** PROBLEM STATEMENT **
Each line from the material with the word "number" in it must be copied.

DATA section start

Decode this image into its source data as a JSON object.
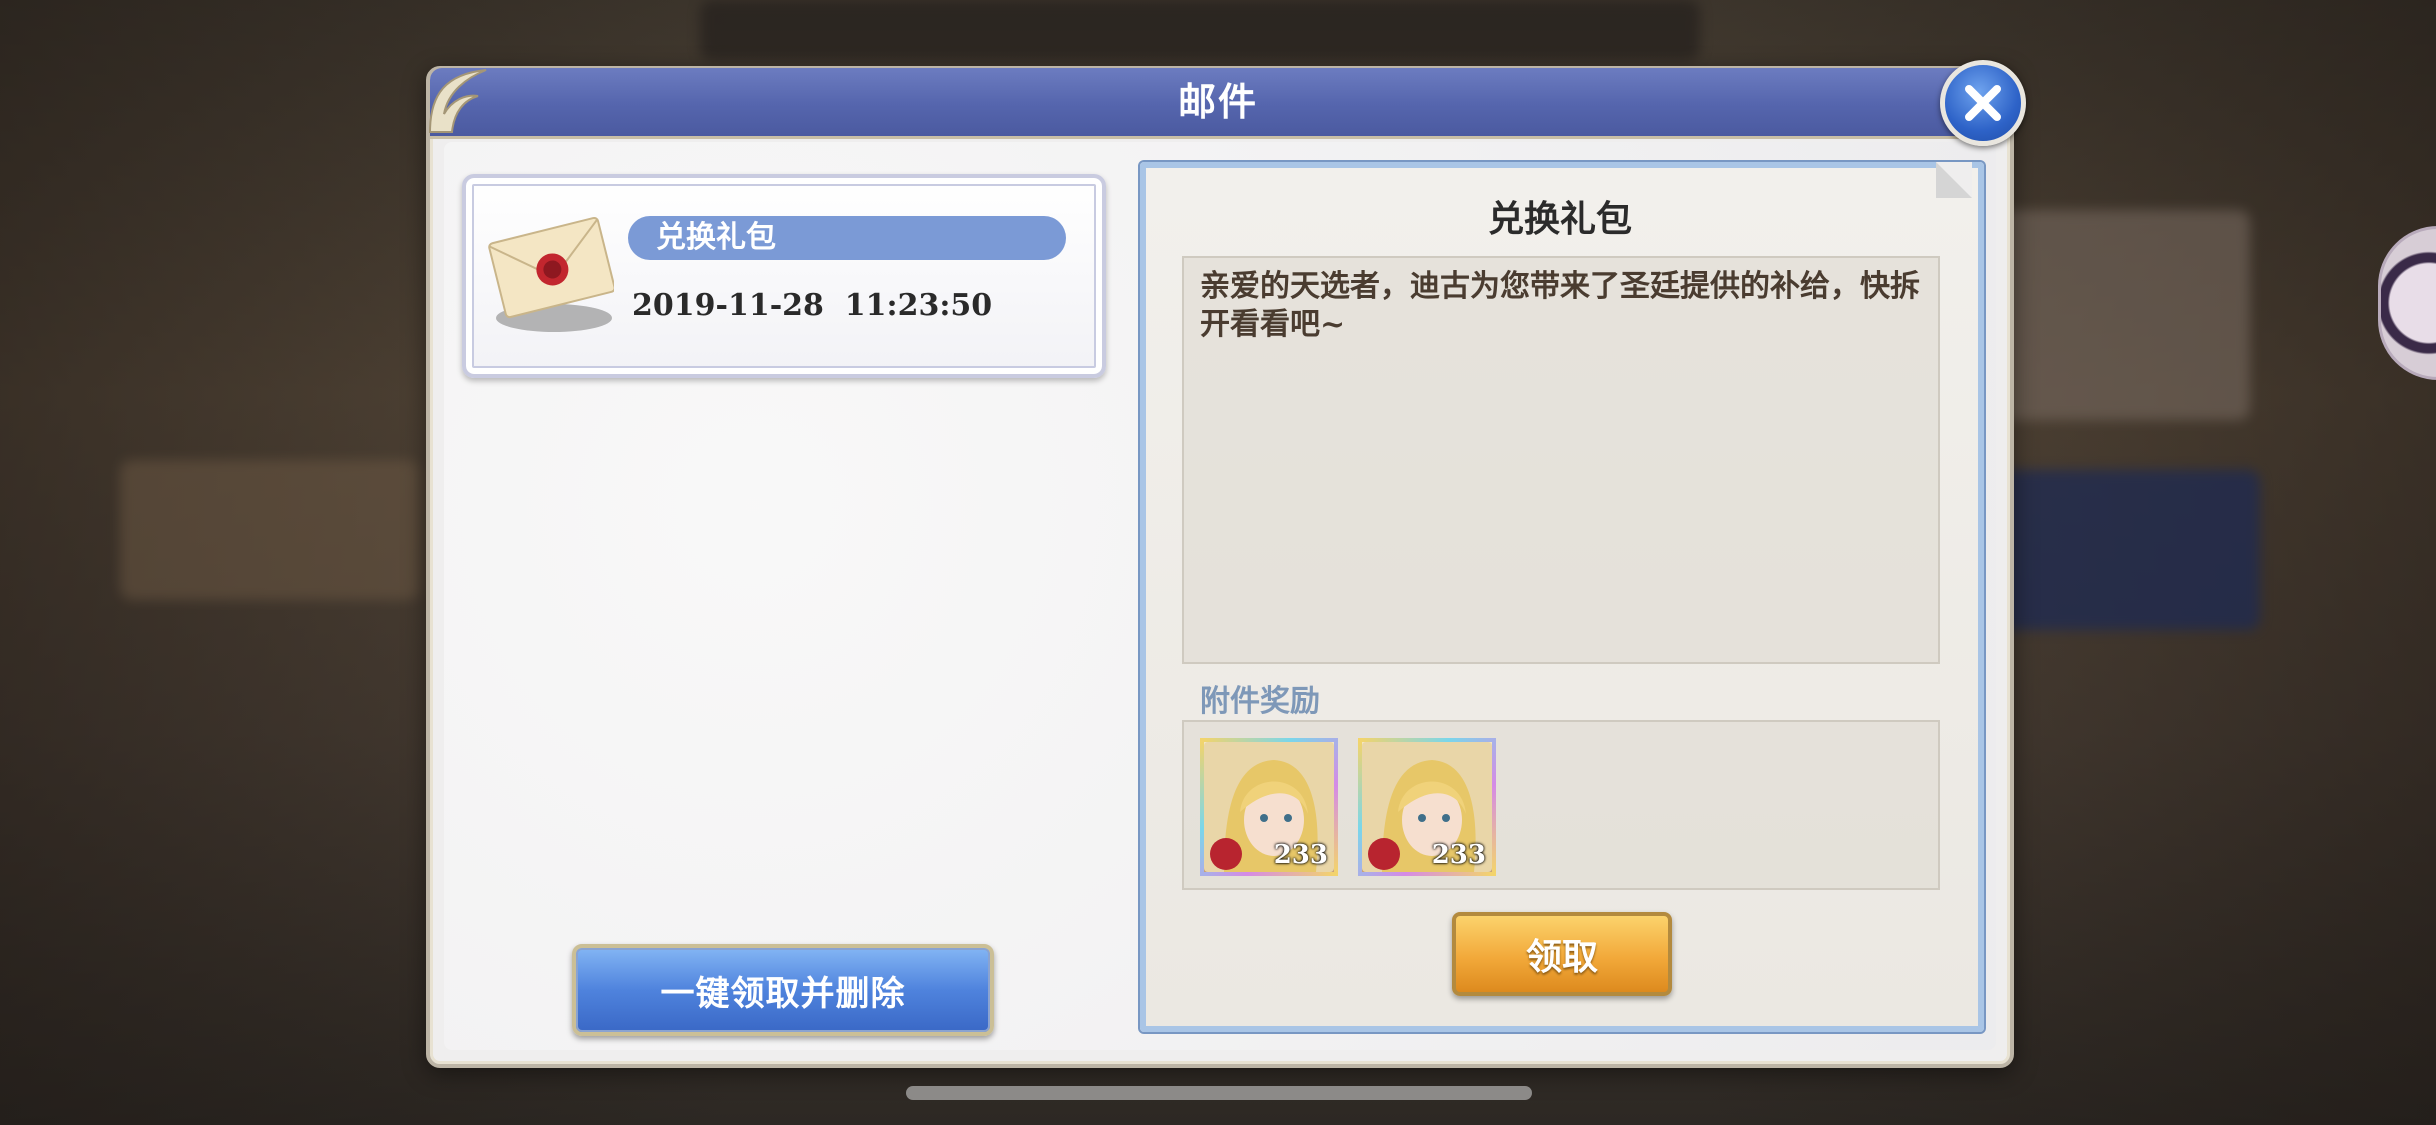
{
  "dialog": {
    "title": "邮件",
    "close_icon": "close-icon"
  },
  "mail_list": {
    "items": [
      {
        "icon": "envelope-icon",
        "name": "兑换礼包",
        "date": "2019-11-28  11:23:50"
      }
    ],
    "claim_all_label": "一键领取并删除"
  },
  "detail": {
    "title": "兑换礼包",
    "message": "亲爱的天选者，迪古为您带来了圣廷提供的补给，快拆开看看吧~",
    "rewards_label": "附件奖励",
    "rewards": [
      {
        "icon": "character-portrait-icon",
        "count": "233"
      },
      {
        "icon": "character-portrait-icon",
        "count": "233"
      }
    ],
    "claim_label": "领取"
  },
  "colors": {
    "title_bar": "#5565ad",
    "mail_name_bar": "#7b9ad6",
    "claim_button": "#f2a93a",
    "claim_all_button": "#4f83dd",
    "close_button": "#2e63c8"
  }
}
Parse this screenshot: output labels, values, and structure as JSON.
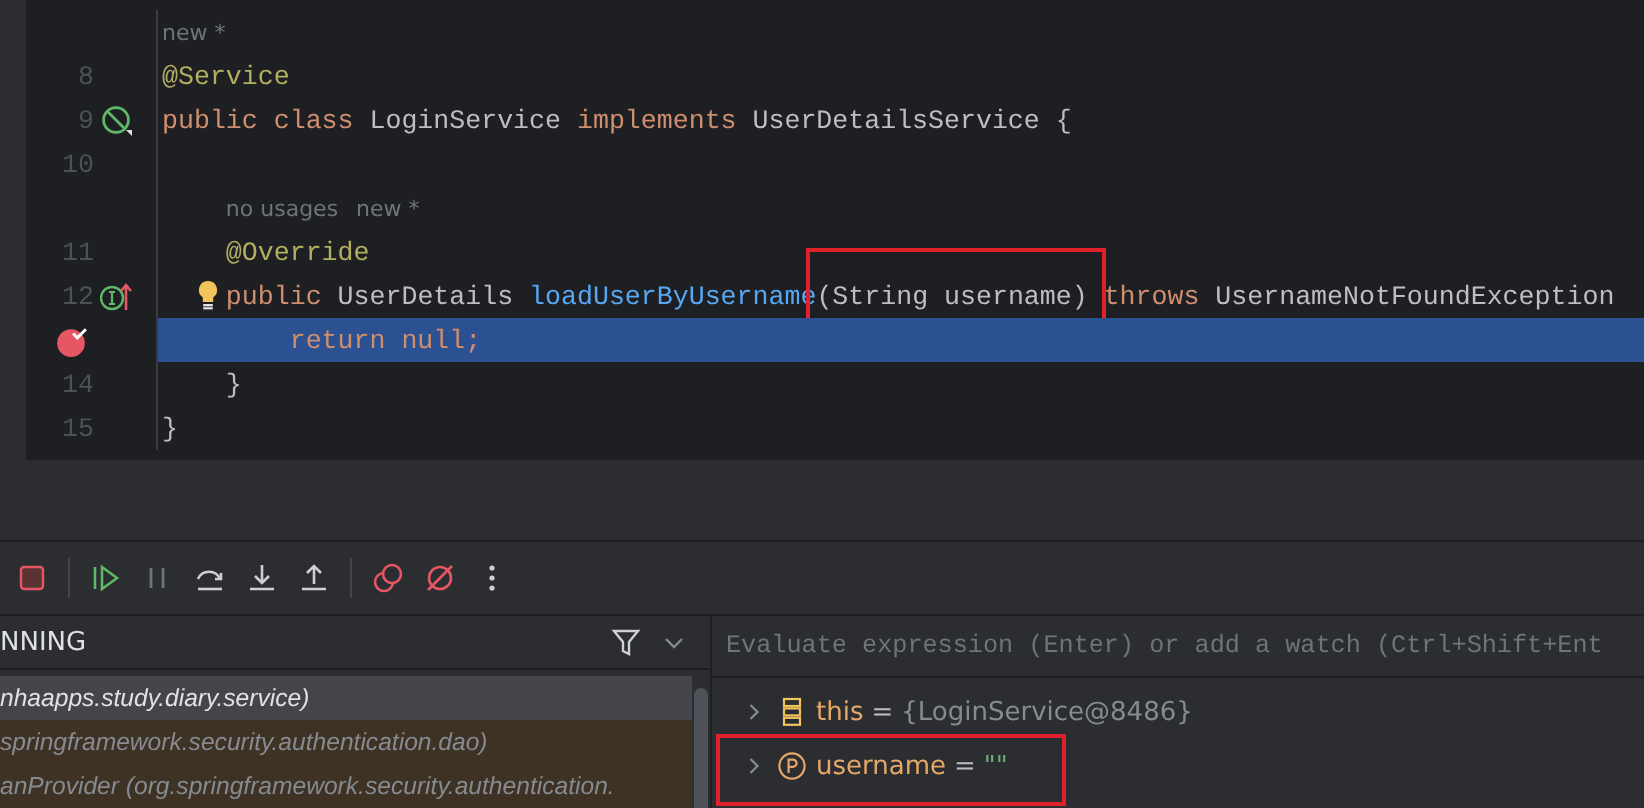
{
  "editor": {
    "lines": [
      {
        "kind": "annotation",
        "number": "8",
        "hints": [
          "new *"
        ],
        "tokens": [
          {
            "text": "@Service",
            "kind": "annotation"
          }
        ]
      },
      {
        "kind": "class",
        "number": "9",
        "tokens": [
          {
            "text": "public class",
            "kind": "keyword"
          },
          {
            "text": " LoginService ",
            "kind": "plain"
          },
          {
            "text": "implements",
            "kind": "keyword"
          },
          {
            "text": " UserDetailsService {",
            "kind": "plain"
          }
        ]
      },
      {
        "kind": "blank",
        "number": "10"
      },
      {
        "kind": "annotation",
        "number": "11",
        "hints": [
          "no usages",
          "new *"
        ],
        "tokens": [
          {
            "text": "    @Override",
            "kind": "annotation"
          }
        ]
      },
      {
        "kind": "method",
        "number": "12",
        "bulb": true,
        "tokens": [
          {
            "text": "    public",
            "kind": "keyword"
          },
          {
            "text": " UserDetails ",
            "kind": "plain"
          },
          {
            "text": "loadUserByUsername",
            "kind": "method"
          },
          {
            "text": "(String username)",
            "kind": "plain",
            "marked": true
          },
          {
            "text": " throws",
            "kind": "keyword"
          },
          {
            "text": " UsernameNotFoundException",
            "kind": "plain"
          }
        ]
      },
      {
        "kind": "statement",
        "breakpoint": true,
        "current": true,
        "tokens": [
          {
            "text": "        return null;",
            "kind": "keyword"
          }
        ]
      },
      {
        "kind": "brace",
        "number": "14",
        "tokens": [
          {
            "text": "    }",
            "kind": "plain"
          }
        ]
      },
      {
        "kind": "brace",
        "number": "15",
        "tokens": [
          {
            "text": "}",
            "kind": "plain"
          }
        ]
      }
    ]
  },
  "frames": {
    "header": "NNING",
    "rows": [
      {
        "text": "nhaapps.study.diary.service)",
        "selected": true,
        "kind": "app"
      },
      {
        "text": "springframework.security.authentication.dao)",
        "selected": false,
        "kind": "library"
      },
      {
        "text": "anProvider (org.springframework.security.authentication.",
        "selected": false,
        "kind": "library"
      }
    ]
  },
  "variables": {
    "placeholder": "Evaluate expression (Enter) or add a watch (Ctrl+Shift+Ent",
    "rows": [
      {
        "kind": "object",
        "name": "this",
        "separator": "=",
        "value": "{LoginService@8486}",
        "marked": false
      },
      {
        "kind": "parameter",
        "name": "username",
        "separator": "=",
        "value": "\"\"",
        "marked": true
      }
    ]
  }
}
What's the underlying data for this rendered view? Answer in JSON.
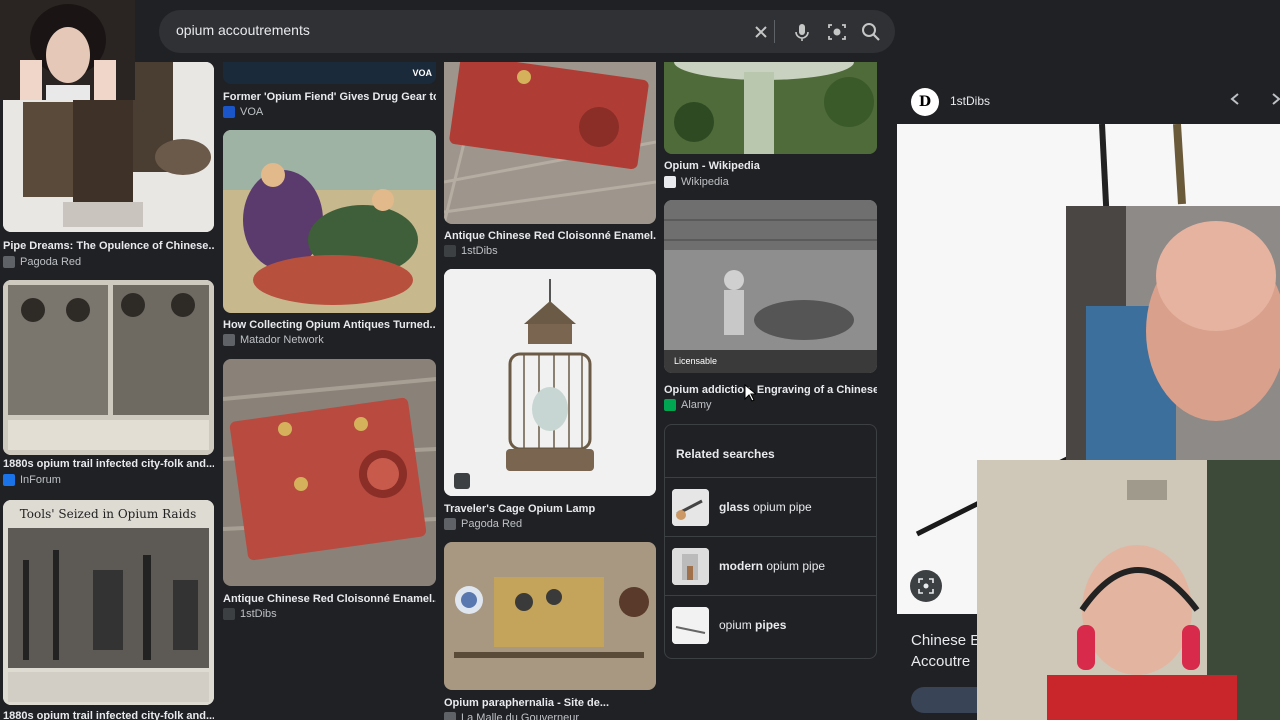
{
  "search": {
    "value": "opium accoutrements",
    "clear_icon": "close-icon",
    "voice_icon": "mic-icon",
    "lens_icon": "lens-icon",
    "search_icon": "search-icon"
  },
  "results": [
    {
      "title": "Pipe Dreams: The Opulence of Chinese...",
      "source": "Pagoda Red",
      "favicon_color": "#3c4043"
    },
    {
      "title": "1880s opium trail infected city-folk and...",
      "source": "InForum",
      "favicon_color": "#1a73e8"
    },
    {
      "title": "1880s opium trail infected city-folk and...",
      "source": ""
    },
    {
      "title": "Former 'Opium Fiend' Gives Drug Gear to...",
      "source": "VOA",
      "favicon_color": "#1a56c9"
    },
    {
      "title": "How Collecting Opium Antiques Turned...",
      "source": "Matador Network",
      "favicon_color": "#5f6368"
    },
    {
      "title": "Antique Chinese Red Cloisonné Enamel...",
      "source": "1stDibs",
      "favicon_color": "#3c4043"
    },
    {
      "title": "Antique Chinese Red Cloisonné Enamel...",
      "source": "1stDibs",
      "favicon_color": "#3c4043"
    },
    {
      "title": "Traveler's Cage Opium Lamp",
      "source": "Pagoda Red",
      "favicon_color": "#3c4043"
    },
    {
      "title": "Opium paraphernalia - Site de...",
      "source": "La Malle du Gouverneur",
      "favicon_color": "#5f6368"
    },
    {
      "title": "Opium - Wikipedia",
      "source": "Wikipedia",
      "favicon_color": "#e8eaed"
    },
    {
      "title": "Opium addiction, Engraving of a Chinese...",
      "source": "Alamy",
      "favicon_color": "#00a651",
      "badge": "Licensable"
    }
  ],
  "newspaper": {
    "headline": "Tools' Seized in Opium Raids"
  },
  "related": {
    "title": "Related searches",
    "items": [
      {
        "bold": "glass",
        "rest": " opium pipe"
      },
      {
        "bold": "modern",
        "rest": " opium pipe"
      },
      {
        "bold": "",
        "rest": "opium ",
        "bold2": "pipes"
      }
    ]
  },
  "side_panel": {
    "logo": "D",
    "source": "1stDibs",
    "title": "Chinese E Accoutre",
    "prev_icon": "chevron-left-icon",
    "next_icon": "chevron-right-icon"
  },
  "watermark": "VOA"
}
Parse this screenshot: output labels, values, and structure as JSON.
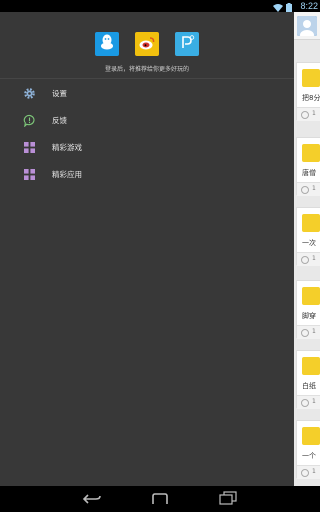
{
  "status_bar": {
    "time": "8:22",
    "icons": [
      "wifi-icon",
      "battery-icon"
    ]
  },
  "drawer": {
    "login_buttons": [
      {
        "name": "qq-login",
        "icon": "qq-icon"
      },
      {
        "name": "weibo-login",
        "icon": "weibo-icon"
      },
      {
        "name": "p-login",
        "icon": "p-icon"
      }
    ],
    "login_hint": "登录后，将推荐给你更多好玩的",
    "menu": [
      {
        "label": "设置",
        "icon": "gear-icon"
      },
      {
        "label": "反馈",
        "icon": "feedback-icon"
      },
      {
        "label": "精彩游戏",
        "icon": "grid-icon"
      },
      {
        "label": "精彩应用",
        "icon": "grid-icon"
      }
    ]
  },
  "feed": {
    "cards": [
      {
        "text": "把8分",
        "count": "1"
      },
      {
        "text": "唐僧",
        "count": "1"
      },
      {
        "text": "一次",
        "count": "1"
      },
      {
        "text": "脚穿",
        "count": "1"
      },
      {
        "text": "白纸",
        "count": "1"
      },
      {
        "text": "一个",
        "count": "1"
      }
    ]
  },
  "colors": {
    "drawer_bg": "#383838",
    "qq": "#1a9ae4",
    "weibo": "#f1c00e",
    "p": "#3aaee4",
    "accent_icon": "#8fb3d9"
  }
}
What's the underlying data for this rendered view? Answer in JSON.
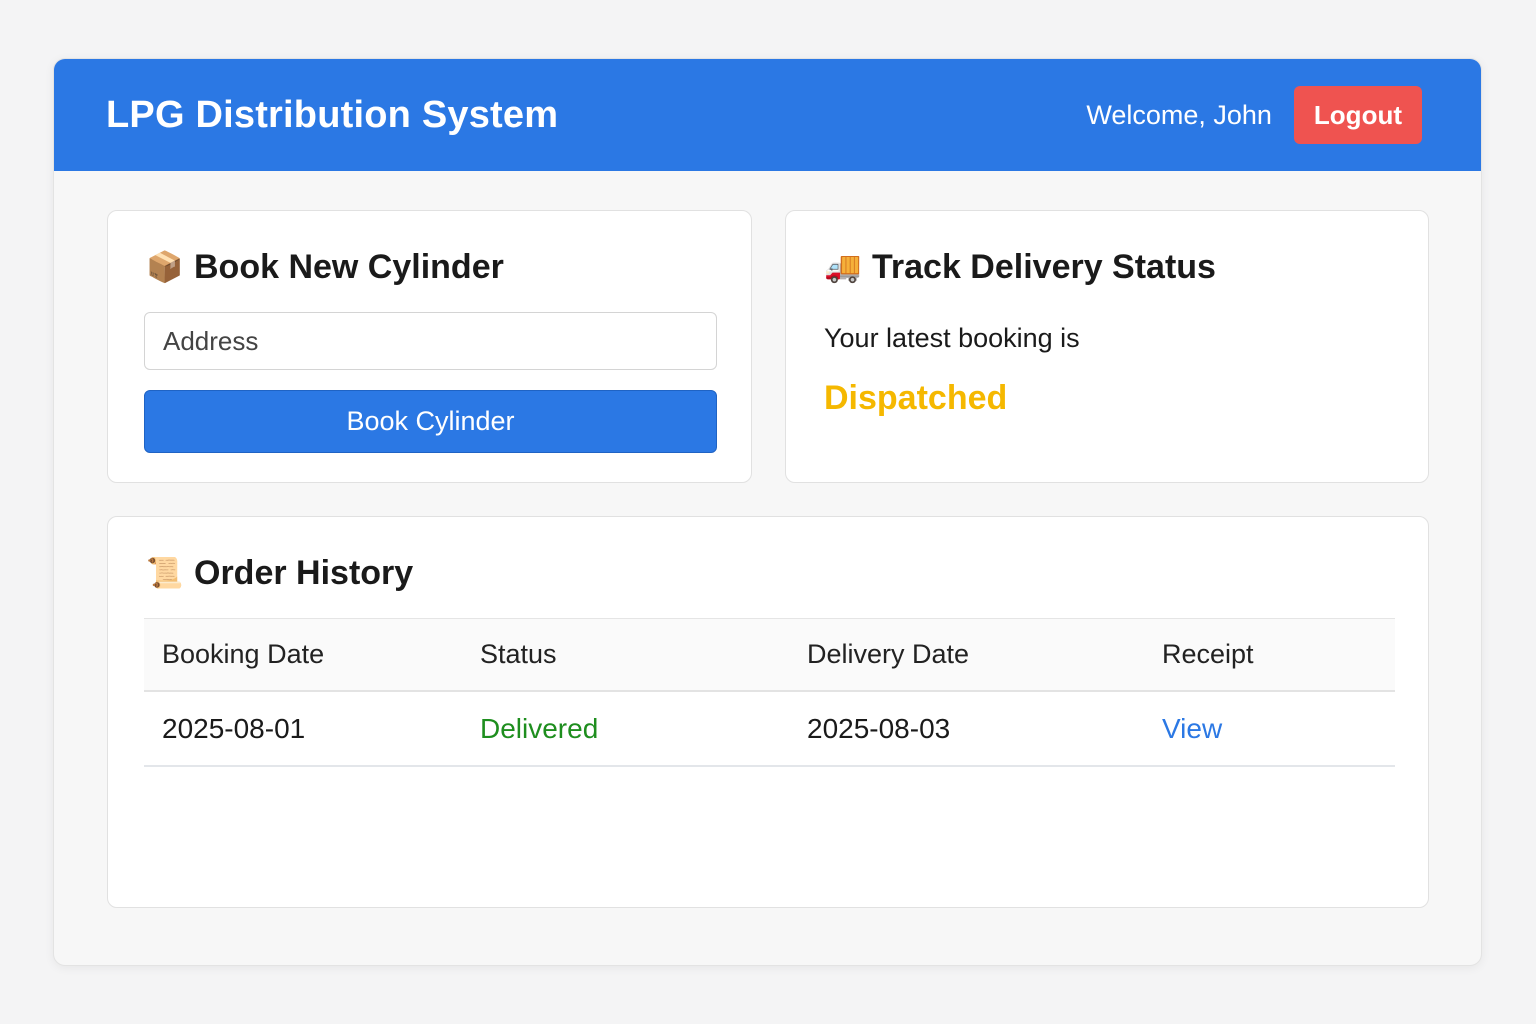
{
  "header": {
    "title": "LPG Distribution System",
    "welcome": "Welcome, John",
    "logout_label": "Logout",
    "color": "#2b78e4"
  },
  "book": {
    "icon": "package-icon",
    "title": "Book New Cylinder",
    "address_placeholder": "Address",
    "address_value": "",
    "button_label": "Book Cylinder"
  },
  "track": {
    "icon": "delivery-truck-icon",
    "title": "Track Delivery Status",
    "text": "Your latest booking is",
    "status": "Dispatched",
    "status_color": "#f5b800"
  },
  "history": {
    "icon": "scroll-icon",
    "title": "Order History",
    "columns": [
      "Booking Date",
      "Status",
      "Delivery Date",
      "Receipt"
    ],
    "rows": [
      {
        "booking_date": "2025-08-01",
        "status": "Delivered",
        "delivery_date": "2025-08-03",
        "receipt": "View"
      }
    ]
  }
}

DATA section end

** FINAL ANSWER **
        "number": "8",
        "number": "9",
        "number": "10"
        "number": "11",
        "number": "12",
        "number": "14",
        "number": "15",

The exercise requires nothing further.